In an age of information overload and electronic bombardment, why start a new online journal, some readers may wonder. Why launch The Ecological Citizen, when many good publications go unread? "Because it takes a community to save a corridor," would be my answer. It will take a community to restore vital connections not only between wild places on the ground but also between people and the natural world. The conservation cause needs a growing, vibrant, exciting tribe, which attracts people young and old, and helps them be better members of the biotic community. We need a forum to build this community and a voice to emanate from it. We need that voice to speak for the full range and glory of biological diversity, from ants and butterflies, to forests and grasslands, to salmon and streams, and to wolves and whales.
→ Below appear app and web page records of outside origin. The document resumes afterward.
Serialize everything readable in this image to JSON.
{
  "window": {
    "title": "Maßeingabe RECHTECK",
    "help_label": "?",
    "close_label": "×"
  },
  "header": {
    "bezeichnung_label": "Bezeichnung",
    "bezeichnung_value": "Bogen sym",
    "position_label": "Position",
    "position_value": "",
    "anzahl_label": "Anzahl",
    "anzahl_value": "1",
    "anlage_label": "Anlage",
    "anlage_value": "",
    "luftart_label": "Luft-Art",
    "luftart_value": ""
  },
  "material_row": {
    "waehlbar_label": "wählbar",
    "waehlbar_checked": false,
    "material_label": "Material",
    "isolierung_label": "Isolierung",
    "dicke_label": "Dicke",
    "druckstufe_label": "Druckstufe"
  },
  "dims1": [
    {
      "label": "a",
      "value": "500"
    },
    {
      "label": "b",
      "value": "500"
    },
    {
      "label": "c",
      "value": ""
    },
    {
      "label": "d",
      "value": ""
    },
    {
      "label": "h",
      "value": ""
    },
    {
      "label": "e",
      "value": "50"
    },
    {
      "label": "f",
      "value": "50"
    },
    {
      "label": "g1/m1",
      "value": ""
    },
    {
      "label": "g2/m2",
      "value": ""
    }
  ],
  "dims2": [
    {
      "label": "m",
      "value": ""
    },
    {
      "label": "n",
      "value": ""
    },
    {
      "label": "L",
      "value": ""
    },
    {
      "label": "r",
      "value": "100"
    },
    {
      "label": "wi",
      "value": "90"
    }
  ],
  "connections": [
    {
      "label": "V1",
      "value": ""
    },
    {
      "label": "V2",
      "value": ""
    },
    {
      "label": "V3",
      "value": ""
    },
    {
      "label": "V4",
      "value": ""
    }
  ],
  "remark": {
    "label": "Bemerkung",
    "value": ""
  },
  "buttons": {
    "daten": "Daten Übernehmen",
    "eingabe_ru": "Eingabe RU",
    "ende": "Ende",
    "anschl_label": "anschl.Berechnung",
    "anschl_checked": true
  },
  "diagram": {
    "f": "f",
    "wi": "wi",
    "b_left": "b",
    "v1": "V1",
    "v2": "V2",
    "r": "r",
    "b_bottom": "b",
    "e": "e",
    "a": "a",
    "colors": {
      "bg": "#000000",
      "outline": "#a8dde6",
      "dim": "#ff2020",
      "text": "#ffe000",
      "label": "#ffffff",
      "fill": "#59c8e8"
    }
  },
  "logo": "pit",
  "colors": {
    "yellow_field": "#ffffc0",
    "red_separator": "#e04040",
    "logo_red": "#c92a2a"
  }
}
Since the last issue of Wild Earth thirteen years ago and the publishing of Dave Foreman's landmark book Rewilding North America, I've rambled countless miles of proposed local, regional and continental wildways, looking at the feasibility of protecting them on the ground and talking with key people along the way. The most frequent comment I heard on TrekEast in 2011 and TrekWest in 2013 was, "We miss Wild Earth." One of the clearest conclusions I reached on these conservation treks is that we need a community forum and communications vehicle.
We wildlands advocates, we ecological citizens, are a talented and dedicated lot, but we are not yet a tight community, much less a powerful movement. We are voices not just for, but in, the wilderness. Few outside our small circles of friends and colleagues hear us – even though we are speaking for the broadest imaginable interest: life on Earth.
We need a new forum and a voice for nature-first conservation, for ecological citizenship. Much has changed, though, since journals like Earth First! and Wild Earth gave voice in print form to wild creatures. Print periodicals are prohibitively expensive to produce, unless one invites advertisements from any and all corporations, regardless of their records of land exploitation. At the same time, electronic communications have proliferated to the point of drowning readers and themselves in excess verbiage.
Rising above the fray
How, then, do we rise above the fray and share our message of rewilding, wildways and ecological citizenship? I think part of the answer is an ecologically honest, nature-first, visually appealing and intellectually enticing publication, building into an authoritative voice for wild nature and forging a community of advocates along the wild way.
This publication must be forthright. It should, in my view, begin with the supposition that most of the world ought to be wild. (EO Wilson's Half-Earth is a good goal, but we should strive for even more.) It should then accept, and purvey, the logical conclusion that we humans have taken much more than our share: we are far too many in number, and we consume way too much. The Ecological Citizen should then point to specific ways we can help rewild lands and waters, reconnect protected areas, become plain citizens of the biotic community (to borrow Aldo Leopold's apt phrase), scale back the industrial enterprise, actively give back to nature, restore degraded areas, reintegrate ourselves into the natural world, convert a global economy based on exploiting nature to local economies based on restoring nature, and generally preserve and restore life on Earth.
The Ecological Citizen should, I'd opine, be more global than past ecocentric or biocentric journals. For better or worse (mostly worse, I fear), the electronic web has shrunk the world. An ambitious forum for vibrant biotic communities, available to anyone with internet access (which, let us never forget, is far from entirely inclusive), now has ample reason to cover the whole of wild Earth, and even much of domesticated Earth, as it strives to grow a movement of people devoted to caring for and living with the rest of nature. Grassroots conservation and restoration folks in North America have much to learn from counterparts in Africa, for instance, and vice versa. Successful on-the-ground restoration efforts in South America's Southern Cone, to imagine another example, might inform restoration ecology in Australia.
Particularly since the disastrous 2016 election in the US, the fight for life on Earth can convincingly be portrayed as a fight of good versus evil. Thinking people know this is an oversimplification – that American consumers, especially, all share moral and physical culpability for the degradation of wild Earth. Yet the lines between life-affirming and life-destroying actions are now as clear as they've ever been. Friends of Earth can be easily discerned from foes of Earth.
A catalyst for change
The Ecological Citizen can rally and empower those friends of Earth. The Ecological Citizen can be a catalyst for radical, egalitarian, compassionate, unifying change. It can be a voice for lions and tigers and bears and birds and bees and other creatures who are losing their homes and kin to the industrial juggernaut. May this much-needed new forum lead to a truly wild Earth, with secure homes for everyone in the biotic community. ■
The author acknowledges with gratitude the helpful comments of Tom Butler, his long-time colleague and successor as Wild Earth editor.